[Data — start]

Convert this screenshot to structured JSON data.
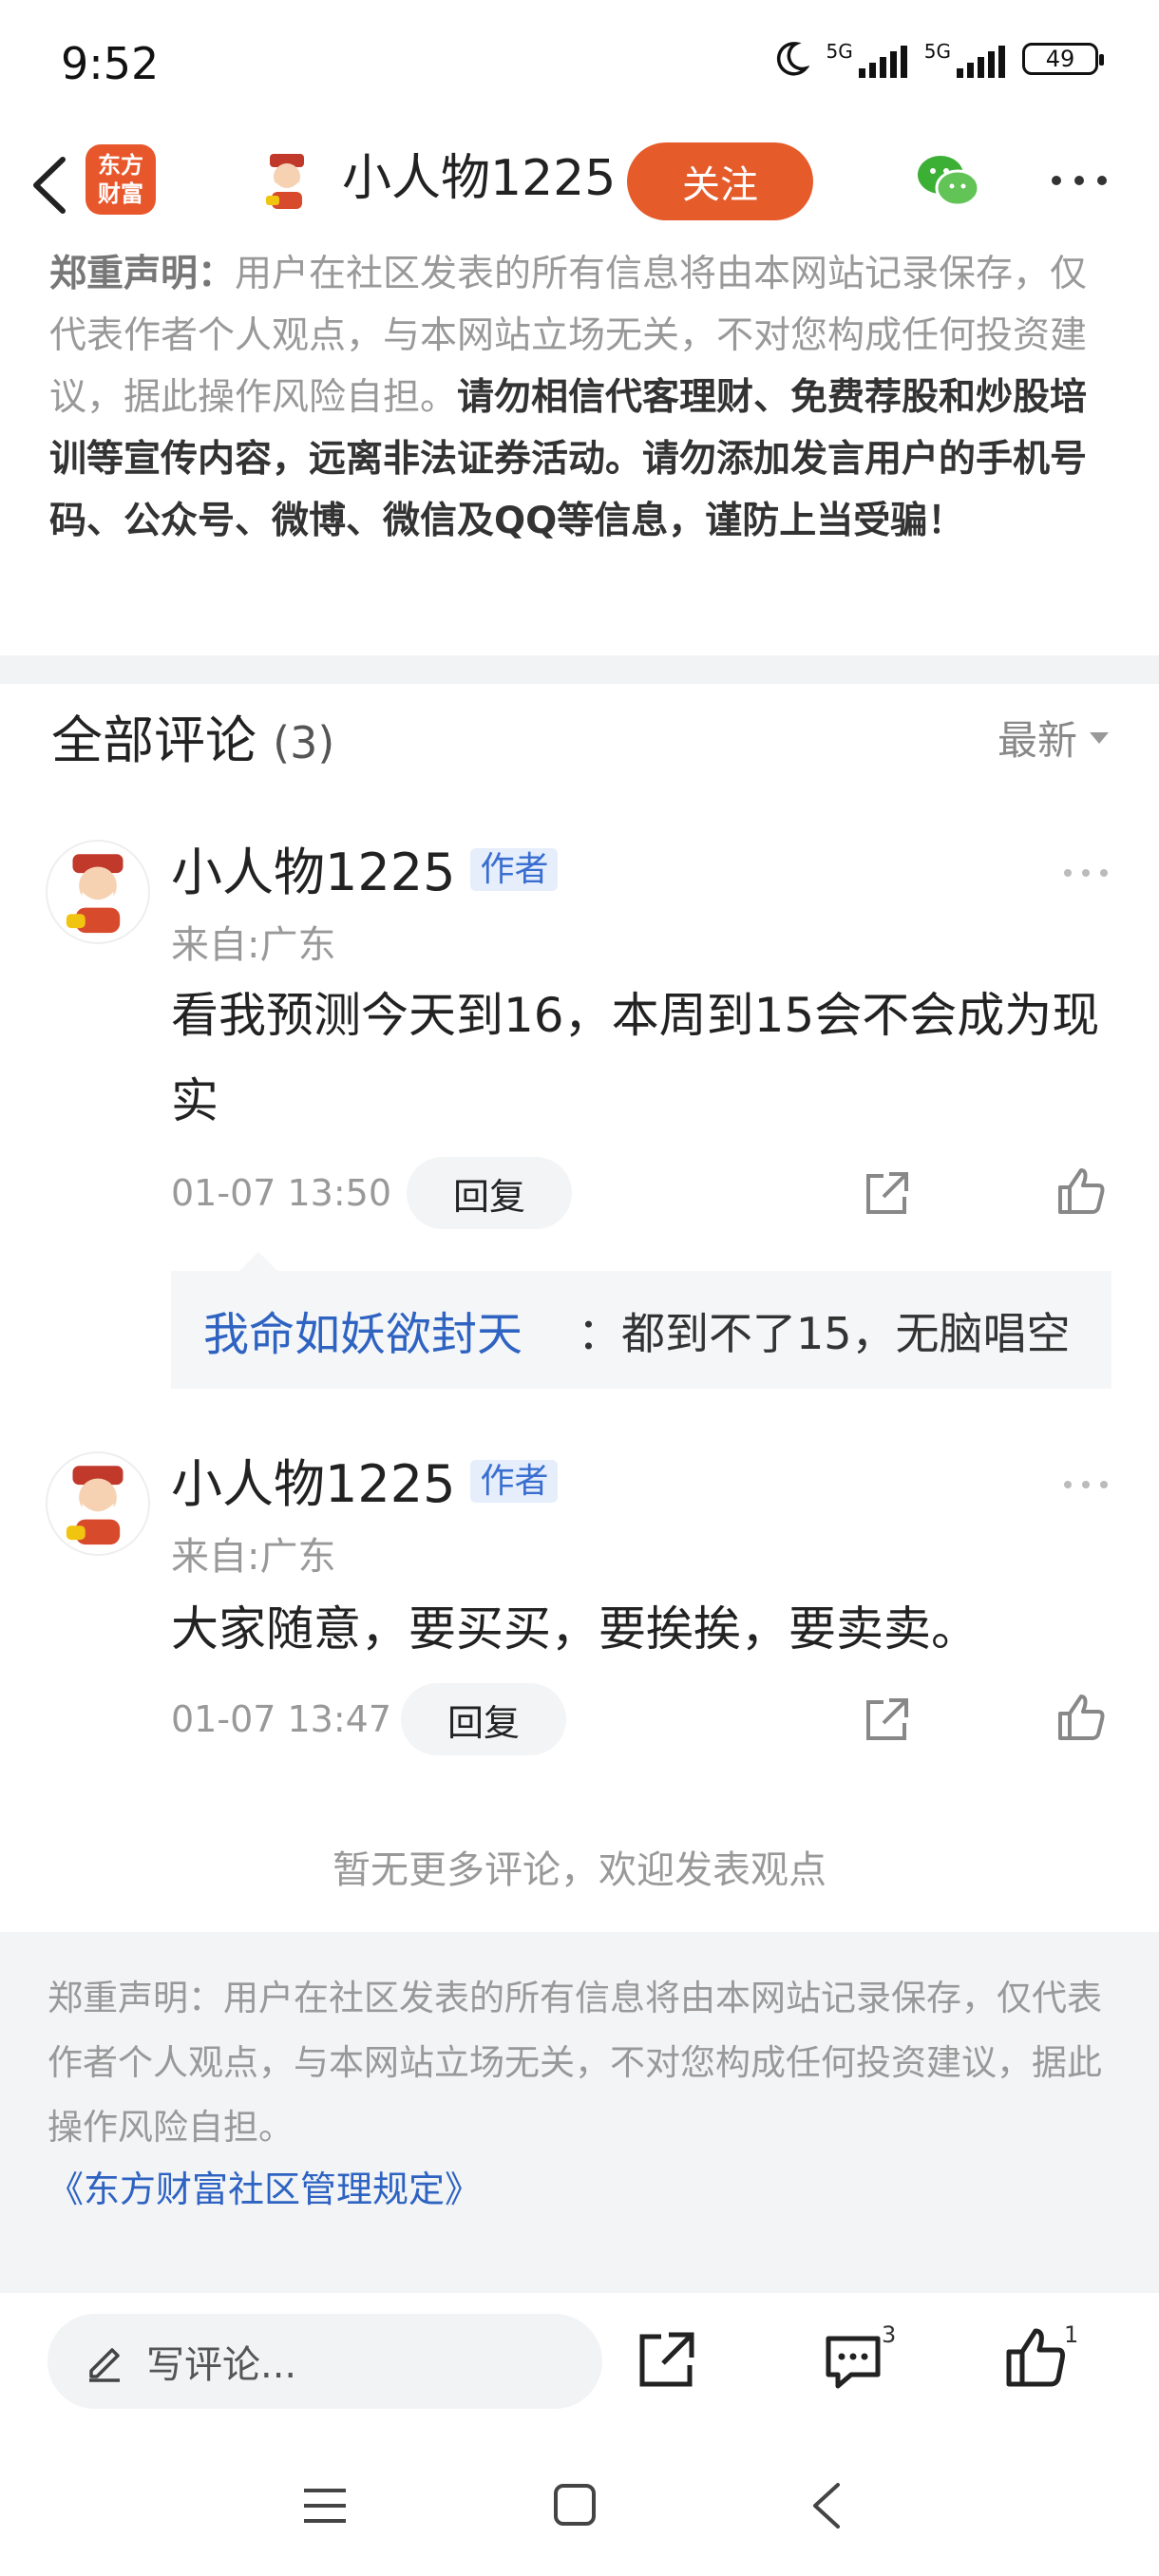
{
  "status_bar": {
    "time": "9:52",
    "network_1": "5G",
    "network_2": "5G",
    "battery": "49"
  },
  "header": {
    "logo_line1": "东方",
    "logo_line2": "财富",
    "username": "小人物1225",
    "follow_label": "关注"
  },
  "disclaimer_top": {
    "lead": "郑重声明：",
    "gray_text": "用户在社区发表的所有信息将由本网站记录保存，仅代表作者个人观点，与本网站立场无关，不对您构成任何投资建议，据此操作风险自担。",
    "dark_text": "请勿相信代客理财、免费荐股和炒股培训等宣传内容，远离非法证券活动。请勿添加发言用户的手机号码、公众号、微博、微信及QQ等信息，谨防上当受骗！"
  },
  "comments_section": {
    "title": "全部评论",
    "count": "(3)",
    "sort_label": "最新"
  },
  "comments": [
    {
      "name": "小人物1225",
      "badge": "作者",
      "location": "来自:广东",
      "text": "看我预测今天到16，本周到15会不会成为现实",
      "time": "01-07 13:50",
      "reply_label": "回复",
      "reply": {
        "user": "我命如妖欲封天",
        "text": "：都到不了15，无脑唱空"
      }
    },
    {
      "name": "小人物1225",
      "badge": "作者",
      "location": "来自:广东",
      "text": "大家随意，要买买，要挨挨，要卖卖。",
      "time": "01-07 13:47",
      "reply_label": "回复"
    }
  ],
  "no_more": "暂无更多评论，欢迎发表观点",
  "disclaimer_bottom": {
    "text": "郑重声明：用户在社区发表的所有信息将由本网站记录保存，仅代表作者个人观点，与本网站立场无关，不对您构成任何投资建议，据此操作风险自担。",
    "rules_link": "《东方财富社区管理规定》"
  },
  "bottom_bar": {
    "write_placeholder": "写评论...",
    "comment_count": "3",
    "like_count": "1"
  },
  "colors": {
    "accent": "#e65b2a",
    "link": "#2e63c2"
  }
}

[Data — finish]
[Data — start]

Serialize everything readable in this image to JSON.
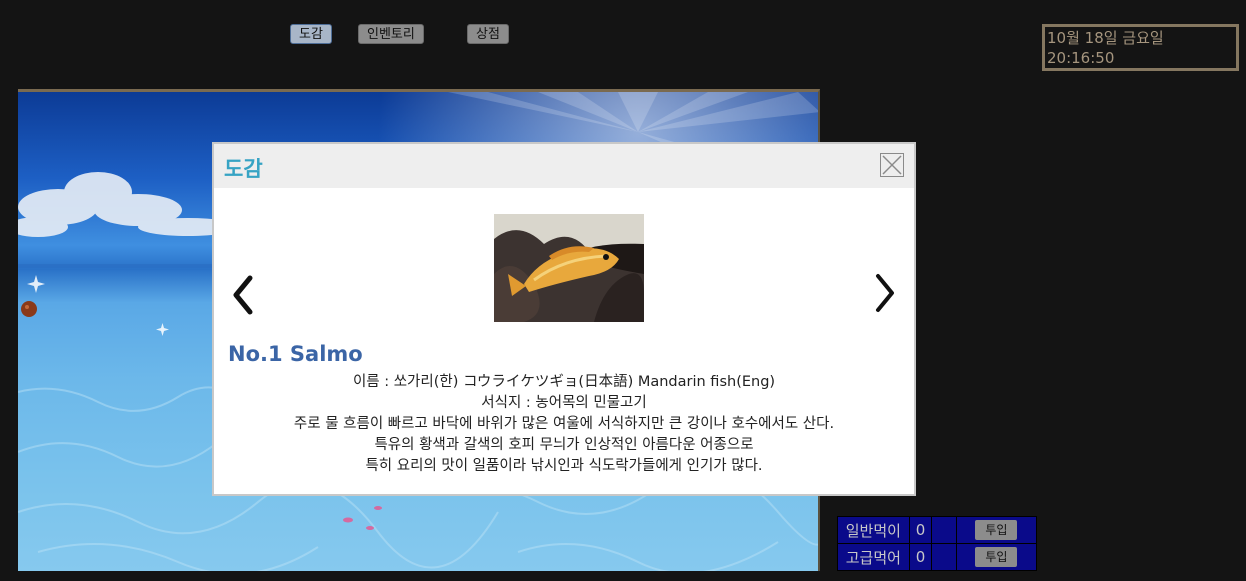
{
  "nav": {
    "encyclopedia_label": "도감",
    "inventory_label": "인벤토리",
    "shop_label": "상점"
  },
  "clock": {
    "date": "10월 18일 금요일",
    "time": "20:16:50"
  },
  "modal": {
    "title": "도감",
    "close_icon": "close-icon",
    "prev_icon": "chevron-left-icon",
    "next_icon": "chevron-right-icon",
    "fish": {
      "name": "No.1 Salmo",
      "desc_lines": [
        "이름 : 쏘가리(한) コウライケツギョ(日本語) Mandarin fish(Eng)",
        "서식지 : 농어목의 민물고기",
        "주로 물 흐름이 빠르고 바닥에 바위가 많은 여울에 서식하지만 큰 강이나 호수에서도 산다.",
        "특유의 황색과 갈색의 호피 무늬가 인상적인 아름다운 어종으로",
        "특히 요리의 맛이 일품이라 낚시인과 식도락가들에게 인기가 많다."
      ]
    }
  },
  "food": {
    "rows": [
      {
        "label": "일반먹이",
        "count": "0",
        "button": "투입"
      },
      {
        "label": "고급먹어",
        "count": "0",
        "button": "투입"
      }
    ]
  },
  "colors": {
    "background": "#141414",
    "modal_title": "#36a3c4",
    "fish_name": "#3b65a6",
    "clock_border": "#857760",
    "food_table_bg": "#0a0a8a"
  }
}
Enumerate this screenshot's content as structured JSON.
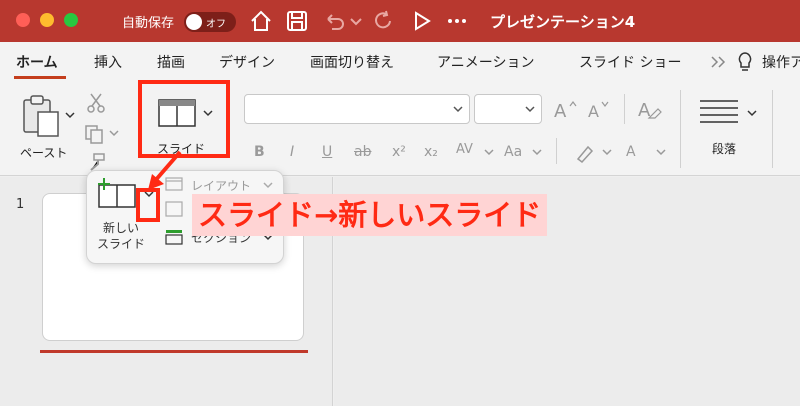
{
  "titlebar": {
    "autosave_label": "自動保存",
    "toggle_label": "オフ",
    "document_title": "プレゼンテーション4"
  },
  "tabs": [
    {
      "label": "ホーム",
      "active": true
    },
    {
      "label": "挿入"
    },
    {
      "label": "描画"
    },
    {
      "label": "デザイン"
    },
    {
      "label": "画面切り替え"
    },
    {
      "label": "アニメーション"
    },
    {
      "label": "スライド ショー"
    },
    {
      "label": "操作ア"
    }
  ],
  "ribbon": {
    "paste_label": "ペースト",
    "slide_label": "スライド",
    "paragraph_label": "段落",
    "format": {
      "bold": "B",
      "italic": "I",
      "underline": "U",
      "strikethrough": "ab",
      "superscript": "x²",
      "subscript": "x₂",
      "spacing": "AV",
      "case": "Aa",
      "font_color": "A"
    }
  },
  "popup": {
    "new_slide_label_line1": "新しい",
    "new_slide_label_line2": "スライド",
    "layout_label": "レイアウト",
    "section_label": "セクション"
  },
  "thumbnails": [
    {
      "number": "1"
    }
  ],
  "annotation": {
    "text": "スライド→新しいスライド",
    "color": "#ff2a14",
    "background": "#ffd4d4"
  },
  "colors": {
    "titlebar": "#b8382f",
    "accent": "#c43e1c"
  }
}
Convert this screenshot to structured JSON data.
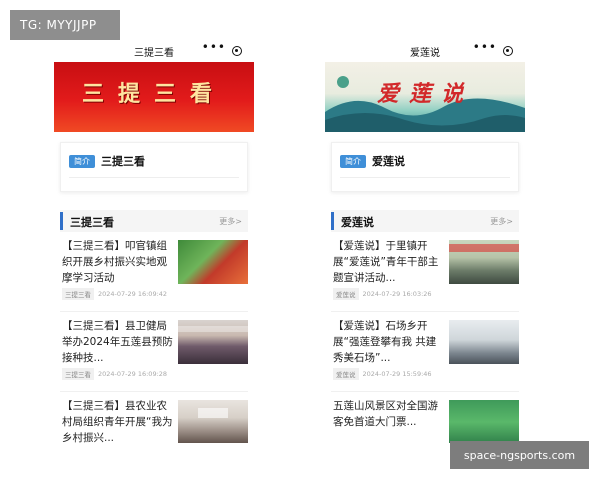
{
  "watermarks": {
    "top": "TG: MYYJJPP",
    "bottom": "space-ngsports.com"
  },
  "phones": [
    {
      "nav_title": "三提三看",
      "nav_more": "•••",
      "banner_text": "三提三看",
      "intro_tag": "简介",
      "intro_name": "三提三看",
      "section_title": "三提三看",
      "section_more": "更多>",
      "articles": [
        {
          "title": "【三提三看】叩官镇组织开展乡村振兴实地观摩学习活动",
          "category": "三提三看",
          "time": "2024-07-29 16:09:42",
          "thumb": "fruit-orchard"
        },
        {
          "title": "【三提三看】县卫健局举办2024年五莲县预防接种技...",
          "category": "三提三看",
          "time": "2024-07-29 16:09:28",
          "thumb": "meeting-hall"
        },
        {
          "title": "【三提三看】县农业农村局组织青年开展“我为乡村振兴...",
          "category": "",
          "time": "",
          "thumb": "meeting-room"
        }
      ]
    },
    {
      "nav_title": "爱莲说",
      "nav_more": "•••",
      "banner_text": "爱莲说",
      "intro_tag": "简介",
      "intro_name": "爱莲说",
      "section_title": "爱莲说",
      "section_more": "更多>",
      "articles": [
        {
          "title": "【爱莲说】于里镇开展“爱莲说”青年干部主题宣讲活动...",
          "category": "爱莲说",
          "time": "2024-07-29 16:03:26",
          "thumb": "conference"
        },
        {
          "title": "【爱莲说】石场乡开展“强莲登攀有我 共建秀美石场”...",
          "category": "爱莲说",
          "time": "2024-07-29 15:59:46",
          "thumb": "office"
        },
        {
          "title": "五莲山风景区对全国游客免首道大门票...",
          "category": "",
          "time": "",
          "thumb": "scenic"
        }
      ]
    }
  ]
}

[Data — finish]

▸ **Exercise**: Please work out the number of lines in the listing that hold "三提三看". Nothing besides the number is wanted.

▸ **Answer space**: 9